Monday, August 20, 2001 at 3:12 PM
Welfare reform efforts in Cuyahoga County have taken a big hit since the new state budget went into effect. Earlier this summer the legislature axed more than $65 million from the last budget's allotment to the county for welfare-to-work programs. That nearly 65% cut is being felt right now as local community organizations trim or suspend their programs. 90.3 WCPN's Bill Rice reports.
Bill Rice- At the Spanish American Committee offices on Cleveland's West Side, things sound pretty business-as-usual on this Thursday morning. A few clients wait in the lobby, here to take advantage of the variety of services the Committee provides low income, mostly Hispanic residents. Most of the agency's programs are still in place. But one, a job readiness program run under contract for the county, is on hiatus, says program director Efrain Soto.
Efrain Soto- The status of the program now is yes, the contract has ended, and I understand the county is going to start writing contracts on the fiscal year. And we're waiting for them to complete the process so we can start again.
BR- The Spanish American Committee is one of more than a hundred private community agencies Cuyahoga County has contracted to provide a variety of welfare-related programs. Most of them are support-related: County officials have long maintained that services like child-care and transportation subsidies, help with rent, and job skills training are integral to helping welfare recipients become self sufficient, and that community groups were best suited to provide them. Betty Meyer heads the county's Health and Human Service Department.
Betty Meyer- We've had significantly less dollars to put into contracts with community agencies to provide svcs for families - both to get families working and also the kinds of svcs we think have helped families stay working.
BR- Meyer says most of more than 100 such contracts expired on June 30th. She says the county is now looking at new proposals. But the dramatic decrease in state funding for welfare-to-work programs - the county got $44 million this year, compared to $106 million last year - means money is much tighter.
BM- We will be entering into contracts at a very much reduced number, both participants and dollars-wise.
BR- Meyer predicts feels cutting back support services for those trying to make the transition from welfare-to-work could have detrimental effects on welfare reform efforts. People can't work if they don't have stable housing, reliable child care or job skills, she says. And once they go to work, they still can't escape poverty wages without additional job skills training. Welfare reform, Meyer says, is more than removing people from the welfare roles.

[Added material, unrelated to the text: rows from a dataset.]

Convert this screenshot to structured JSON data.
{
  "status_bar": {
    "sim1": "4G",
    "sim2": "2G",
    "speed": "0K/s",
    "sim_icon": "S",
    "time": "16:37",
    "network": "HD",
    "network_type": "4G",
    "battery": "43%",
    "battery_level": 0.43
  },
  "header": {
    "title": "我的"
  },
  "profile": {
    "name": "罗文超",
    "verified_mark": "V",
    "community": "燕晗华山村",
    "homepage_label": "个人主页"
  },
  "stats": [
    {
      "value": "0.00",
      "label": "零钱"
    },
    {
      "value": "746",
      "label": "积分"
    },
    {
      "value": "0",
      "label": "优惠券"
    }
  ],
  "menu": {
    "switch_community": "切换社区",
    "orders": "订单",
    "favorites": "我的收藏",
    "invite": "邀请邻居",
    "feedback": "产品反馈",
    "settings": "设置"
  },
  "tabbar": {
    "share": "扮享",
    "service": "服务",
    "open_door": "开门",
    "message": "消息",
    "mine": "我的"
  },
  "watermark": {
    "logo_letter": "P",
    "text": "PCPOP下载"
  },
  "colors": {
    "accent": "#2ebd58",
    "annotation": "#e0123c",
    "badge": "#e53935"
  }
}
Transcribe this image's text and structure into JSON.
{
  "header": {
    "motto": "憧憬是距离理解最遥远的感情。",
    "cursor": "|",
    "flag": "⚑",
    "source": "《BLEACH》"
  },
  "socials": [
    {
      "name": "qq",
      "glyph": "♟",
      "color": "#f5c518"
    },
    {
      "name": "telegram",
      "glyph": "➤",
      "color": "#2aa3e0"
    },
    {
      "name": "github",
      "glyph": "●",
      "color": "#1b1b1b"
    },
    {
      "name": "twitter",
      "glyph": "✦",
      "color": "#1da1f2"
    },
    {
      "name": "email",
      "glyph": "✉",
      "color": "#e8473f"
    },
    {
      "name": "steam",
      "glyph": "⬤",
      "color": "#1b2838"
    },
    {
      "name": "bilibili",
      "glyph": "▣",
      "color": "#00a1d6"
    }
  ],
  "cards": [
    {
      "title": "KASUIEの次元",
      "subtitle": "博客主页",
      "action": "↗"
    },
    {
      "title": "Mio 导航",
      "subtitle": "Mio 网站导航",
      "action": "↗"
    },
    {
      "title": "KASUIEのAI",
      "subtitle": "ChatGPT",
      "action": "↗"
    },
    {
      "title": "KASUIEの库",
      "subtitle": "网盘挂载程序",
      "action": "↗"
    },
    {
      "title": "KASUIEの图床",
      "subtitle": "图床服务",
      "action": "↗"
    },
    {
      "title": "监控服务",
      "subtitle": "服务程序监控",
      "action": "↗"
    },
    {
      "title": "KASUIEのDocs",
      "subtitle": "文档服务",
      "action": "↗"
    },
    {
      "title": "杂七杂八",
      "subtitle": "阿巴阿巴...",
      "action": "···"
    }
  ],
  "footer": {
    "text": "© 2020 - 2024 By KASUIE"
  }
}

BM- The commissioners agreement with the community was that the job was not finished until people had a job that would truly allow them to support their family without reliance on government.
BR- The state funding situation so hampers that effort, Meyer and other county officials say, that they're resorting to legal means to try to have it restored. They say the diversion of Temporary Assistance to Needy Families, or TANF funds - which is federal money - away from welfare-related programs and into other areas like education, goes against the spirit, if not the letter, of the federal welfare reform passed back in 1997. Jimmy Dimora is President of the three-member county commission.
Jimmy Dimora- The Congress earmarked, they said specifically these dollars are for TANF recipients and for programs and services to help TANF recipients get off welfare and make them self-sufficient. It didn't say "State of Ohio, you can use those dollars any way you saw fit.
BR- Dimora says the county will file a lawsuit against the state making that claim, both in federal and state court, probably by the end of the month.
Not only is the state cutting way back on public assistance funding, but there's also growing concern that a slowing economy could eventually make it even tougher for people leaving welfare to find jobs. Health and Human Services Chief Betty Meyer says this has not become a problem yet in Cuyahoga County, but it could. And other advocates for the poor are worried - not just about state cutbacks or an economic slowdown, but about the increasingly bleak outlook for Cleveland's poor they may create. Efrain Soto, at the Spanish American Committee, says his organization continues to provide support services to the extent that it can.
ES- The only difference is that they don't report their activities to the county. The county isn't responsible for that.
BR- The six people who ran the job readiness program that's now on hold, Soto says, are working in other departments. The Committee, just like many other community-based agencies, has submitted proposals for new contracts to the county. But, he says, those proposals may go unfulfilled since there are far fewer welfare-related dollars to go around. In Cleveland, Bill Rice, 90.3 WCPN News.